### RECORDS FOR PROCESSING ###

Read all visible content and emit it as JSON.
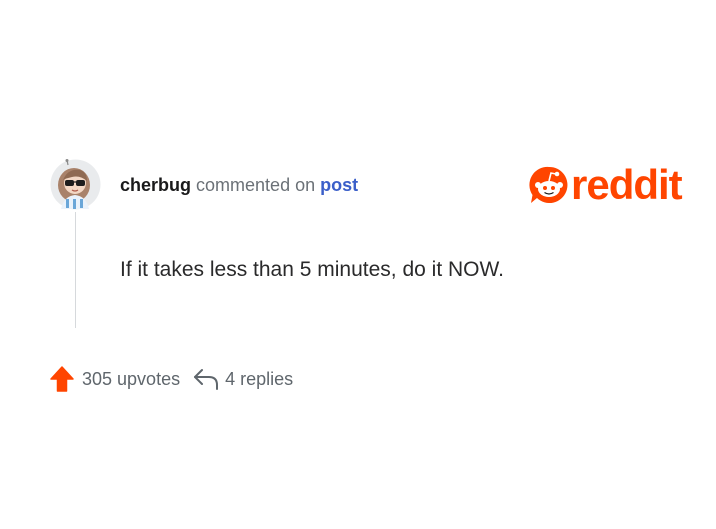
{
  "comment": {
    "username": "cherbug",
    "action_text": "commented on",
    "target_link": "post",
    "body": "If it takes less than 5 minutes, do it NOW."
  },
  "brand": {
    "logo_text": "reddit",
    "logo_icon": "reddit-snoo-icon",
    "accent_color": "#ff4500"
  },
  "stats": {
    "upvotes_label": "305 upvotes",
    "replies_label": "4 replies",
    "upvote_icon": "upvote-arrow-icon",
    "reply_icon": "reply-arrow-icon"
  },
  "avatar": {
    "icon": "user-avatar"
  }
}
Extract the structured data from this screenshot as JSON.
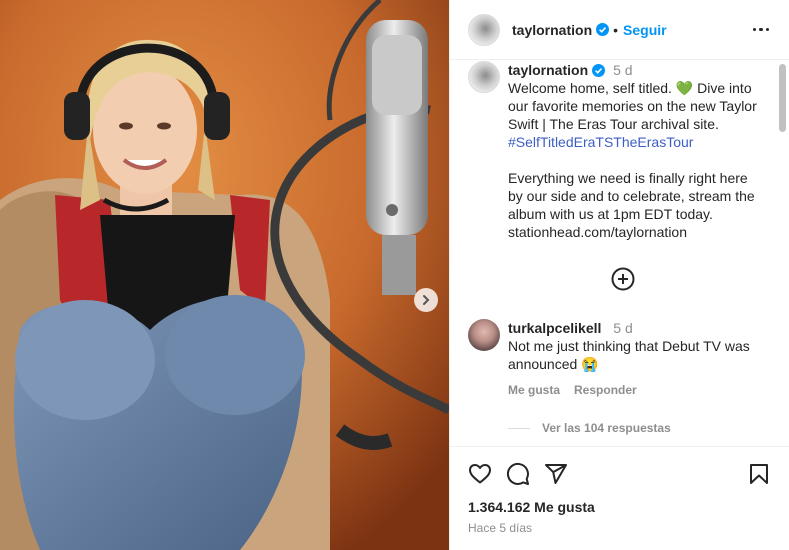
{
  "post": {
    "username": "taylornation",
    "dot": "•",
    "follow_label": "Seguir",
    "caption_time": "5 d",
    "caption_lines": "Welcome home, self titled. 💚 Dive into our favorite memories on the new Taylor Swift | The Eras Tour archival site. ",
    "hashtag": "#SelfTitledEraTSTheErasTour",
    "caption_para2": "Everything we need is finally right here by our side and to celebrate, stream the album with us at 1pm EDT today. stationhead.com/taylornation"
  },
  "comment": {
    "username": "turkalpcelikell",
    "time": "5 d",
    "text": "Not me just thinking that Debut TV was announced 😭",
    "like_label": "Me gusta",
    "reply_label": "Responder",
    "view_replies": "Ver las 104 respuestas"
  },
  "footer": {
    "likes": "1.364.162 Me gusta",
    "date": "Hace 5 días"
  },
  "icons": {
    "verified": "verified-badge-icon",
    "more": "more-options-icon",
    "plus": "load-more-comments-icon",
    "heart": "heart-icon",
    "comment": "comment-icon",
    "share": "share-icon",
    "save": "bookmark-icon",
    "next": "chevron-right-icon"
  },
  "colors": {
    "accent": "#0095f6",
    "hashtag": "#3d5ec4",
    "muted": "#8e8e8e",
    "verified": "#0095f6"
  }
}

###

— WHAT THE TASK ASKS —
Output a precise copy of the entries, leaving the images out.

— TASK ANSWER —
Read all visible content and emit it as JSON.
{
  "comment": {
    "username": "cherbug",
    "action_text": "commented on",
    "target_link": "post",
    "body": "If it takes less than 5 minutes, do it NOW."
  },
  "brand": {
    "logo_text": "reddit",
    "logo_icon": "reddit-snoo-icon",
    "accent_color": "#ff4500"
  },
  "stats": {
    "upvotes_label": "305 upvotes",
    "replies_label": "4 replies",
    "upvote_icon": "upvote-arrow-icon",
    "reply_icon": "reply-arrow-icon"
  },
  "avatar": {
    "icon": "user-avatar"
  }
}
Extract the structured data from this screenshot as JSON.
{
  "post": {
    "username": "taylornation",
    "dot": "•",
    "follow_label": "Seguir",
    "caption_time": "5 d",
    "caption_lines": "Welcome home, self titled. 💚 Dive into our favorite memories on the new Taylor Swift | The Eras Tour archival site. ",
    "hashtag": "#SelfTitledEraTSTheErasTour",
    "caption_para2": "Everything we need is finally right here by our side and to celebrate, stream the album with us at 1pm EDT today. stationhead.com/taylornation"
  },
  "comment": {
    "username": "turkalpcelikell",
    "time": "5 d",
    "text": "Not me just thinking that Debut TV was announced 😭",
    "like_label": "Me gusta",
    "reply_label": "Responder",
    "view_replies": "Ver las 104 respuestas"
  },
  "footer": {
    "likes": "1.364.162 Me gusta",
    "date": "Hace 5 días"
  },
  "icons": {
    "verified": "verified-badge-icon",
    "more": "more-options-icon",
    "plus": "load-more-comments-icon",
    "heart": "heart-icon",
    "comment": "comment-icon",
    "share": "share-icon",
    "save": "bookmark-icon",
    "next": "chevron-right-icon"
  },
  "colors": {
    "accent": "#0095f6",
    "hashtag": "#3d5ec4",
    "muted": "#8e8e8e",
    "verified": "#0095f6"
  }
}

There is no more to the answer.